Then comes unlawfully present. This is a very complicated concept. Unlawful presence is dangerous because 180 days of unlawful presence will make you ineligible to enter the United States for three years. One year of unlawful presence will make you ineligible for 10 years. Now typically the unlawful presence begins with I-94 expiration or a finding by the USCIS or by an immigration court if you are in proceedings in deportation etc... that you are out of status and unlawfully present. That's the date your unlawful presence will kick in. This is a very complicated concept.

So when you are not doing the activity or don't have the proper legal permissions you could be out of status and unlawfully present that's the third concept and the fourth concept is authorized period of stay. This is in between status. You are allowed to stay in the United States, but you cannot convert from one status to another, from authorized period of stay to status. An example: lets say you were on H-1 and you filed for I-485 Adjustment of Status you let the H-1B expire you working on EAD you are in an authorized period of stay. If you want to go back to H-1 you cannot do a conversion or a change of status from Adjustment of Status to H-1. You can get an H-1B approval, but to get this status you have to leave USA get a visa stamp and come back because authorized period of stay is not status. 

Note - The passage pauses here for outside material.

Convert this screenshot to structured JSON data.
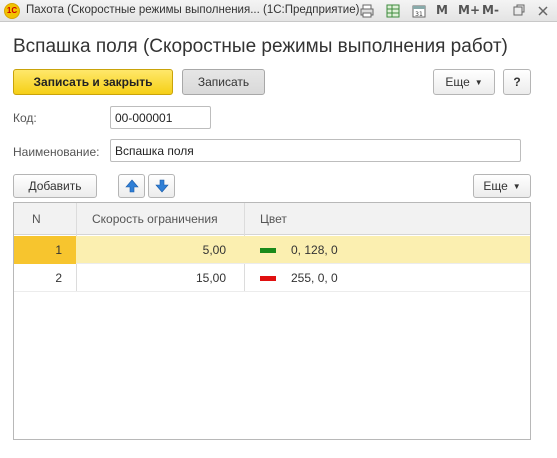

These are very important. Please share them with as many people as you can especially in today's environment when Trump administration is in my opinion illegally denying a lot of cases. More...

 

Note: This is a verbatim transcript of the referenced audio/video media delivered as oral communication, and, therefore, may not conform to written grammatical or syntactical form.

Status and Unlawful Presence Questions in the Form DS-160

Authored on: Wed, 09/27/2017 - 07:27

Question

Having plans to travel to India in last week of Sept 17 and with my visa stamp on passport expiring on 1st Sept 2017, need to go for visa interview & when I am filling my DS-160, came across the question : Have you ever been unlawfully present, overstayed the amount of time granted by an immigration official or otherwise violated the terms of a U.S. visa? Considering the above situation, could you please help with what to answer Yes/No. If Yes, what comments to be written in the EXPLAIN BOX .

Answer

Watch the Video on this FAQ: Status and unlawful presence questions in the form DS-160

Video Transcript

This is a very generic statement. Do not depend on this as the last word on the subject. Generally speaking, the following two or three rules should be kept in mind. First of all, if you are ever in doubt you are better off saying yes, I was out of status and yes, I was unlawfully present and let the consulate deal with that issue. If you are not in fact not out of status and you are not unlawfully present there is no issue, but if you were out of status or lawfully present and you don't reveal that it can be construed to be fraud or misrepresentation which then becomes a permanent bar from entering the United States. It is a very painful situation. If you tell the truth, no issue.  More...

 

Note: This is a verbatim transcript of the referenced audio/video media delivered as oral communication, and, therefore, may not conform to written grammatical or syntactical form.